[Page and application data records]
Start of Block

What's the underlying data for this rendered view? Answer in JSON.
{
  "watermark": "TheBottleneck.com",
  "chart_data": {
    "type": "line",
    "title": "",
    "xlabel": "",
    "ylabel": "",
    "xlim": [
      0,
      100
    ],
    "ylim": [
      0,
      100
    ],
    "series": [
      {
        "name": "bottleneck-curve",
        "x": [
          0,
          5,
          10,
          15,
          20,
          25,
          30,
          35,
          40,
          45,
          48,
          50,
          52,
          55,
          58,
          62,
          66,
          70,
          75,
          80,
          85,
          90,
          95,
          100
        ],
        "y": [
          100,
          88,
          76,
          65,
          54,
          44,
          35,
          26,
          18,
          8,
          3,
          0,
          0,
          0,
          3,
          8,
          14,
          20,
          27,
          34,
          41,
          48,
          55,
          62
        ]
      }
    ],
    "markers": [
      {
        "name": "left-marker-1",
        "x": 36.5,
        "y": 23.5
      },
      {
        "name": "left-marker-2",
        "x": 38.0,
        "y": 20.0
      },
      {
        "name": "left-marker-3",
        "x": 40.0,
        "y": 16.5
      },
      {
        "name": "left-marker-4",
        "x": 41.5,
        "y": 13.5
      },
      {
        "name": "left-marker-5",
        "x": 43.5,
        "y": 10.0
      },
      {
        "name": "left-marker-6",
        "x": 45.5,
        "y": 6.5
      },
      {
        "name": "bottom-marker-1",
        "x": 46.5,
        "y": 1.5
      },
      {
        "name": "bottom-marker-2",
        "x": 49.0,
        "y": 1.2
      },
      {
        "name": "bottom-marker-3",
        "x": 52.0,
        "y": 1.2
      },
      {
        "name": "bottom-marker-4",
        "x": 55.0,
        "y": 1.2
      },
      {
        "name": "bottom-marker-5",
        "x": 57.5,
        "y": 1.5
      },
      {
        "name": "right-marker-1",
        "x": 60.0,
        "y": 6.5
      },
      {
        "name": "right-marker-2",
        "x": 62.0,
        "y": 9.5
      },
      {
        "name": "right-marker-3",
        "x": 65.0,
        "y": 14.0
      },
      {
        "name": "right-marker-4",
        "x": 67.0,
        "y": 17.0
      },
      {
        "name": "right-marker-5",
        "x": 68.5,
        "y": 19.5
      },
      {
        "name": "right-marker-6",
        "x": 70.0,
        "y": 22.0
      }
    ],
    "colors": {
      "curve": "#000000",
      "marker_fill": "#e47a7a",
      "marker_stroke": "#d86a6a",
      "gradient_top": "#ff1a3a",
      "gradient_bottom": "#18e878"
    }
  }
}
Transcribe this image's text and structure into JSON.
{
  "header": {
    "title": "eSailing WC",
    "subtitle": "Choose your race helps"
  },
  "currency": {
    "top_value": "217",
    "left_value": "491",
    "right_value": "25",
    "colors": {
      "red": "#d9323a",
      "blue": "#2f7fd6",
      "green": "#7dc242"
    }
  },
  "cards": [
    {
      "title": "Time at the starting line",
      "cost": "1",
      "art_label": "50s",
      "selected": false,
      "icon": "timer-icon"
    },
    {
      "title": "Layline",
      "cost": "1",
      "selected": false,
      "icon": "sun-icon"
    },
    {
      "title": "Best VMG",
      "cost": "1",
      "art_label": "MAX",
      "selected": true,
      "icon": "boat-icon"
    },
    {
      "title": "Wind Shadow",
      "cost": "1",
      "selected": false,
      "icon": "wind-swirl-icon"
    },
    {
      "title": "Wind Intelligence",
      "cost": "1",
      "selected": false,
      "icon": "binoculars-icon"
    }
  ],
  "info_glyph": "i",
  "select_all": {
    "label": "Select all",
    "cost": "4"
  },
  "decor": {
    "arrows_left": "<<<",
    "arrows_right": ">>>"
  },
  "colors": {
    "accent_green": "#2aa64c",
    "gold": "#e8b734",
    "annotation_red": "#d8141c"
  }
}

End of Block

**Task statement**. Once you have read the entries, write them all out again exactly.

**Task output**.
What's the underlying data for this rendered view? Answer in JSON.
{
  "watermark": "TheBottleneck.com",
  "chart_data": {
    "type": "line",
    "title": "",
    "xlabel": "",
    "ylabel": "",
    "xlim": [
      0,
      100
    ],
    "ylim": [
      0,
      100
    ],
    "series": [
      {
        "name": "bottleneck-curve",
        "x": [
          0,
          5,
          10,
          15,
          20,
          25,
          30,
          35,
          40,
          45,
          48,
          50,
          52,
          55,
          58,
          62,
          66,
          70,
          75,
          80,
          85,
          90,
          95,
          100
        ],
        "y": [
          100,
          88,
          76,
          65,
          54,
          44,
          35,
          26,
          18,
          8,
          3,
          0,
          0,
          0,
          3,
          8,
          14,
          20,
          27,
          34,
          41,
          48,
          55,
          62
        ]
      }
    ],
    "markers": [
      {
        "name": "left-marker-1",
        "x": 36.5,
        "y": 23.5
      },
      {
        "name": "left-marker-2",
        "x": 38.0,
        "y": 20.0
      },
      {
        "name": "left-marker-3",
        "x": 40.0,
        "y": 16.5
      },
      {
        "name": "left-marker-4",
        "x": 41.5,
        "y": 13.5
      },
      {
        "name": "left-marker-5",
        "x": 43.5,
        "y": 10.0
      },
      {
        "name": "left-marker-6",
        "x": 45.5,
        "y": 6.5
      },
      {
        "name": "bottom-marker-1",
        "x": 46.5,
        "y": 1.5
      },
      {
        "name": "bottom-marker-2",
        "x": 49.0,
        "y": 1.2
      },
      {
        "name": "bottom-marker-3",
        "x": 52.0,
        "y": 1.2
      },
      {
        "name": "bottom-marker-4",
        "x": 55.0,
        "y": 1.2
      },
      {
        "name": "bottom-marker-5",
        "x": 57.5,
        "y": 1.5
      },
      {
        "name": "right-marker-1",
        "x": 60.0,
        "y": 6.5
      },
      {
        "name": "right-marker-2",
        "x": 62.0,
        "y": 9.5
      },
      {
        "name": "right-marker-3",
        "x": 65.0,
        "y": 14.0
      },
      {
        "name": "right-marker-4",
        "x": 67.0,
        "y": 17.0
      },
      {
        "name": "right-marker-5",
        "x": 68.5,
        "y": 19.5
      },
      {
        "name": "right-marker-6",
        "x": 70.0,
        "y": 22.0
      }
    ],
    "colors": {
      "curve": "#000000",
      "marker_fill": "#e47a7a",
      "marker_stroke": "#d86a6a",
      "gradient_top": "#ff1a3a",
      "gradient_bottom": "#18e878"
    }
  }
}
Transcribe this image's text and structure into JSON.
{
  "header": {
    "title": "eSailing WC",
    "subtitle": "Choose your race helps"
  },
  "currency": {
    "top_value": "217",
    "left_value": "491",
    "right_value": "25",
    "colors": {
      "red": "#d9323a",
      "blue": "#2f7fd6",
      "green": "#7dc242"
    }
  },
  "cards": [
    {
      "title": "Time at the starting line",
      "cost": "1",
      "art_label": "50s",
      "selected": false,
      "icon": "timer-icon"
    },
    {
      "title": "Layline",
      "cost": "1",
      "selected": false,
      "icon": "sun-icon"
    },
    {
      "title": "Best VMG",
      "cost": "1",
      "art_label": "MAX",
      "selected": true,
      "icon": "boat-icon"
    },
    {
      "title": "Wind Shadow",
      "cost": "1",
      "selected": false,
      "icon": "wind-swirl-icon"
    },
    {
      "title": "Wind Intelligence",
      "cost": "1",
      "selected": false,
      "icon": "binoculars-icon"
    }
  ],
  "info_glyph": "i",
  "select_all": {
    "label": "Select all",
    "cost": "4"
  },
  "decor": {
    "arrows_left": "<<<",
    "arrows_right": ">>>"
  },
  "colors": {
    "accent_green": "#2aa64c",
    "gold": "#e8b734",
    "annotation_red": "#d8141c"
  }
}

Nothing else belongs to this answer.